Different types of web hosting:
There are three basic types of hosting that are available: VPS, Shared and Dedicated. However, here I will also be talking about Cloud hosting, in brief, which is relatively new, to give you an idea of the immense possibilities of this type of hosting.
1. Shared Hosting: This is the most popular option and it also happens to be the cheapest. The concept behind shared hosting is pretty straight forward. With a shared hosting, you are sharing the resources of the server with the other customers on that server. Since you are sharing, the space, memory, power etc. there are certain limitations to the scope of your website. As your site grows and starts to attract more visitors, you will definitely have to change your setup and opt in for a different hosting to have access to more resources. If you’re simply planning on starting a small blog, or small website where your website is not the main source driving your business, a shared hosting is a good option. Bluehost and Hostgator offer some of the best and most economical shared hosting plans. Take a look at my Bluehost Review to learn more about their shared hosting plans.
2. VPS (Virtual Private Server): It is just that a virtual private server. You are designated a virtual space on the server and only you have access to this resource. Since you have complete autonomy of your virtual space, there are no limitations in terms of growing your website. In addition, for a certain cost, you are granted access to the server main frame where you can make certain upgrades related to the performance of your website (power, memory etc). So, if you are planning on running a small business/ medium business website, or an e-commerce platform or other powerful web operations, VPS will foot the bill more than adequately.
3. Dedicated Hosting: With a dedicated hosting you are given a server that is entirely dedicated to running your website. This is the ultimate in autonomy and resource allocation. All the power, memory and functionality of the serve are at your disposal. While this might sound great, as you can imagine this kind of setup doesn’t come cheap. A dedicated hosting can cost anywhere between a hundred bucks a month to close to a thousand dollars, if you get serious about the specs. Leaving aside the cost, a dedicated hosting is just not for beginners, there is a lot that goes into the setup and the upgrading process. If you are large business, or a professional who like me runs a high traffic website, then a dedicated hosting is a great choice.

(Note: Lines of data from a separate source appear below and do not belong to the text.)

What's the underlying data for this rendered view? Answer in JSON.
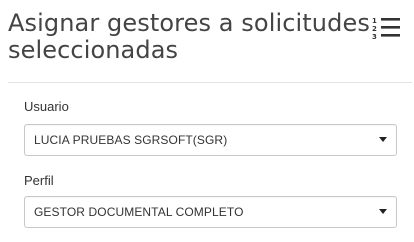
{
  "header": {
    "title": "Asignar gestores a solicitudes seleccionadas",
    "icon": "ordered-list-icon"
  },
  "form": {
    "usuario": {
      "label": "Usuario",
      "value": "LUCIA PRUEBAS SGRSOFT(SGR)"
    },
    "perfil": {
      "label": "Perfil",
      "value": "GESTOR DOCUMENTAL COMPLETO"
    }
  },
  "colors": {
    "text": "#333333",
    "title": "#444444",
    "border": "#c8c8c8",
    "divider": "#e3e3e3"
  }
}
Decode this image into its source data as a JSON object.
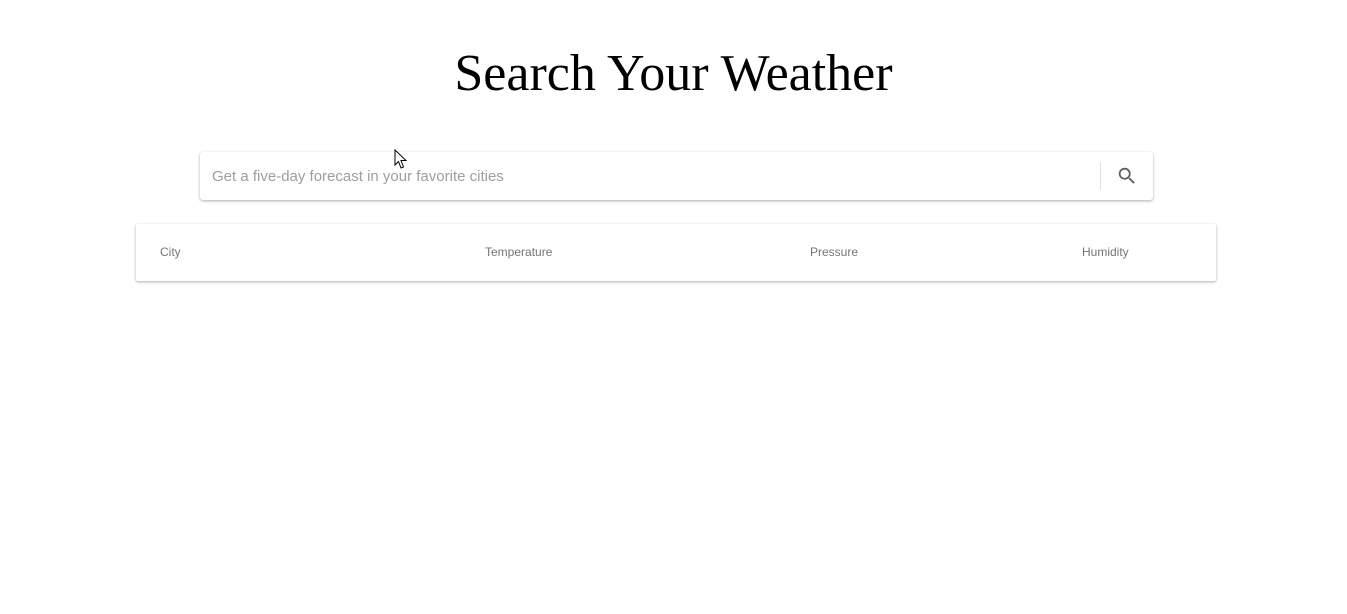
{
  "page": {
    "title": "Search Your Weather"
  },
  "search": {
    "placeholder": "Get a five-day forecast in your favorite cities",
    "value": "",
    "button_icon": "search-icon"
  },
  "table": {
    "columns": [
      "City",
      "Temperature",
      "Pressure",
      "Humidity"
    ],
    "rows": []
  },
  "colors": {
    "background": "#ffffff",
    "title_text": "#000000",
    "placeholder_text": "#9e9e9e",
    "header_text": "#757575",
    "icon": "#616161"
  }
}
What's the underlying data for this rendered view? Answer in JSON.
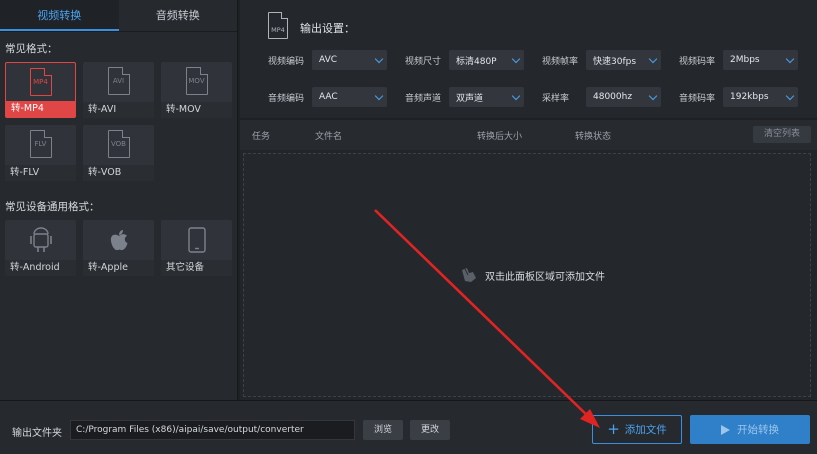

4. Cloud Hosting: With Cloud hosting, your data is stored and distributed over a network or cluster of various computers/servers and made available via the agency of the internet. It is like having your data stored in an immensely powerful virtual hard drive. Now, because the internet itself is so vast, there is literally no limit to the number of servers that could comprise your cloud setup. That is just astronomical capacity right there. If you look at the dynamics of cloud computing and cloud hostings, you will see the internet as just a larger version of the same principle working on a macro-cosmic level. The implications and applications of cloud technology are huge and that is where the future of online business and transactions are headed.

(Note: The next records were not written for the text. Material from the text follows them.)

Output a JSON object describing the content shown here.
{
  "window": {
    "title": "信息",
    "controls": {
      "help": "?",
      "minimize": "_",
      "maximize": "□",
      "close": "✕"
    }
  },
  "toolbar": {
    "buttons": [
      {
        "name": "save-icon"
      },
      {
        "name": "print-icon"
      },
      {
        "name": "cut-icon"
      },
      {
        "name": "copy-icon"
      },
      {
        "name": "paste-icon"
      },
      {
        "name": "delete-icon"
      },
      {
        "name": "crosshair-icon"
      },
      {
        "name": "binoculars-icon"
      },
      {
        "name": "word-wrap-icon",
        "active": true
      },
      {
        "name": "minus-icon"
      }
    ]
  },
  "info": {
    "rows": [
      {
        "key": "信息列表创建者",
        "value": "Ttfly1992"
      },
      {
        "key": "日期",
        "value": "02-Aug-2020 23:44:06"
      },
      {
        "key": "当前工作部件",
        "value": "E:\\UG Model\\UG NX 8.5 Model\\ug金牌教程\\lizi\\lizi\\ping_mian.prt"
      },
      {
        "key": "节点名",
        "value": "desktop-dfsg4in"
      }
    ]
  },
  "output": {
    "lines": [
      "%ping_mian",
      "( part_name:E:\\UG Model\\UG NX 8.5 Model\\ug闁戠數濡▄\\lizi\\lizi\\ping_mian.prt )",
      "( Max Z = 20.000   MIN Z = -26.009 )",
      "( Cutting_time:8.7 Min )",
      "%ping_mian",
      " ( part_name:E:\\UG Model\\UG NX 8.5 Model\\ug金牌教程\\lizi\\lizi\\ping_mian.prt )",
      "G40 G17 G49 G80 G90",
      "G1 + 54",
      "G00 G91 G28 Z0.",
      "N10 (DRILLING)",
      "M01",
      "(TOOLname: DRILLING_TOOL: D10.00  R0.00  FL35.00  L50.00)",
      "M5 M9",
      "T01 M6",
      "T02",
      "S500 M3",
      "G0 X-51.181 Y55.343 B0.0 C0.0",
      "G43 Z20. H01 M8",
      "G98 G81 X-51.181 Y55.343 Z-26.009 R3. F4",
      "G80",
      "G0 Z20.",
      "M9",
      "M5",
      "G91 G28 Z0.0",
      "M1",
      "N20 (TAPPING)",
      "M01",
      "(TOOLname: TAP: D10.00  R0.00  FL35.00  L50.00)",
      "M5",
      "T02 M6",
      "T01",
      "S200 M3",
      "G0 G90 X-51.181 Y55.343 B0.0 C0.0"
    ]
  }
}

Here I have gathered a few key points that you will find helpful if you are just starting out creating a website or even if you are simply curious about the process behind creating and running a website. There is much more to learn in terms of the things one needs to consider when purchasing a web hosting, such as the uptime guarantee, security and back-up protocols, level of customer support, scalability potential etc. that are offered by the hosting provider. Read my article on, ‘Beginners Guide to Web Hosting: Part 2’ to learn what questions to ask and what factors to consider, including price, when you are in the process of selecting a Web hosting.